Air quality burn bans are issued and enforced by the Puget Sound Clean Air Agency when air pollution levels rise to unhealthy levels. Air quality burn bans typically occur during colder fall and winter months.

Fire safety burn bans are issued by the fire marshal when dry weather conditions heighten the risk of wildfires. Fire safety burn bans are generally called during the summer and can last for several months.

Stage 1 vs. Stage 2 bans

The stage 1 burn ban goes into effect at 2 p.m. Tuesday for Pierce, King, Snohomish and Kitsap counties because smoke from British Columbia wildfires has brought unhealthy levels of air pollution.

Stage 1 burn bans are typically based on weather conditions and rising pollution levels. Stage 2 burn bans are called when fine particle pollution levels reach a trigger value set by state law.

About the air quality

According to the Puget Sound Clean Air Agency, smoke levels are unhealthy for sensitive groups in some areas but trending downward now, and moderate in most other areas.

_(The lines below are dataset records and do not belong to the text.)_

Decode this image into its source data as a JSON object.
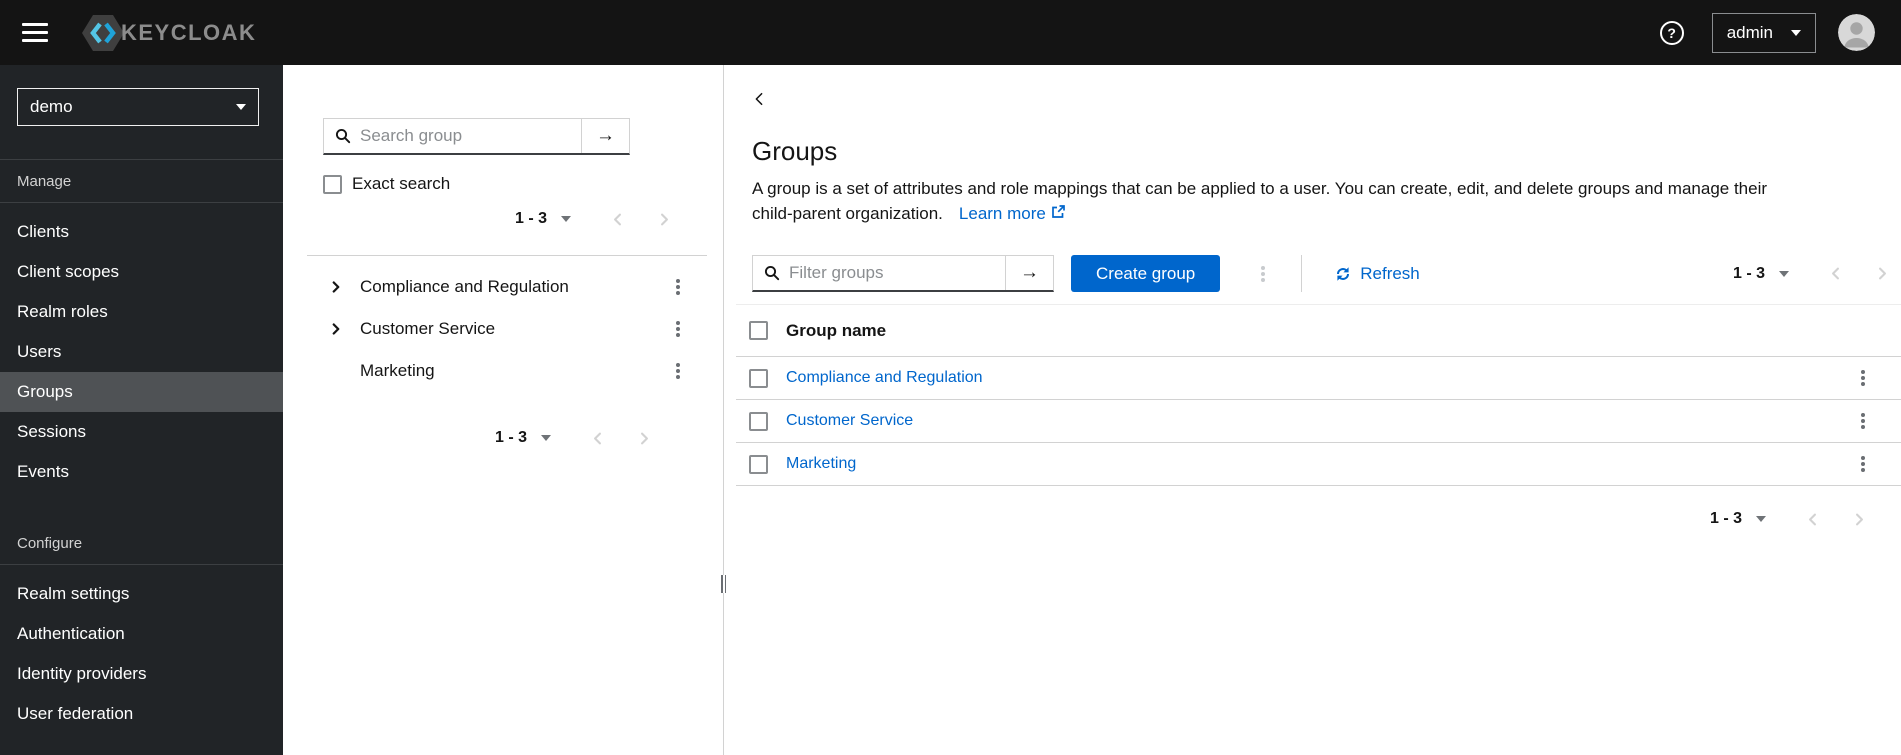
{
  "header": {
    "brand": "KEYCLOAK",
    "user_menu": {
      "label": "admin"
    }
  },
  "icons": {
    "help_glyph": "?",
    "submit_arrow": "→",
    "hamburger": "css-bars",
    "avatar": "svg-person-circle",
    "search": "svg-magnifier",
    "kebab": "css-vertical-dots",
    "refresh": "svg-sync-arrows",
    "external_link": "svg-box-arrow",
    "caret_down": "css-triangle"
  },
  "sidebar": {
    "realm_select": {
      "value": "demo"
    },
    "sections": [
      {
        "label": "Manage",
        "items": [
          "Clients",
          "Client scopes",
          "Realm roles",
          "Users",
          "Groups",
          "Sessions",
          "Events"
        ]
      },
      {
        "label": "Configure",
        "items": [
          "Realm settings",
          "Authentication",
          "Identity providers",
          "User federation"
        ]
      }
    ],
    "selected_item": "Groups"
  },
  "tree_panel": {
    "search": {
      "placeholder": "Search group"
    },
    "exact_search_label": "Exact search",
    "pagination_top": {
      "range": "1 - 3"
    },
    "items": [
      {
        "label": "Compliance and Regulation",
        "expandable": true
      },
      {
        "label": "Customer Service",
        "expandable": true
      },
      {
        "label": "Marketing",
        "expandable": false
      }
    ],
    "pagination_bottom": {
      "range": "1 - 3"
    }
  },
  "main": {
    "title": "Groups",
    "description_lines": [
      "A group is a set of attributes and role mappings that can be applied to a user. You can create, edit, and delete groups and manage their",
      "child-parent organization."
    ],
    "learn_more_label": "Learn more",
    "toolbar": {
      "filter_placeholder": "Filter groups",
      "create_button_label": "Create group",
      "refresh_label": "Refresh",
      "pagination": {
        "range": "1 - 3"
      }
    },
    "table": {
      "columns": [
        "Group name"
      ],
      "rows": [
        {
          "name": "Compliance and Regulation"
        },
        {
          "name": "Customer Service"
        },
        {
          "name": "Marketing"
        }
      ]
    },
    "bottom_pagination": {
      "range": "1 - 3"
    }
  },
  "colors": {
    "accent": "#0066cc",
    "link": "#0066cc",
    "header_bg": "#141414",
    "sidebar_bg": "#212427",
    "selected_nav_bg": "#4f5255",
    "border_light": "#d2d2d2",
    "disabled_chevron": "#d2d2d2"
  }
}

Children, those with lung and heart conditions, and older adults should continue to watch the changing forecast and stay indoors and find somewhere cool if you can. May see levels rise again at times until Friday when weather patterns are more favorable. - PSCAA

Anyone sensitive to air pollution should stay inside, the agency says, especially when exercising.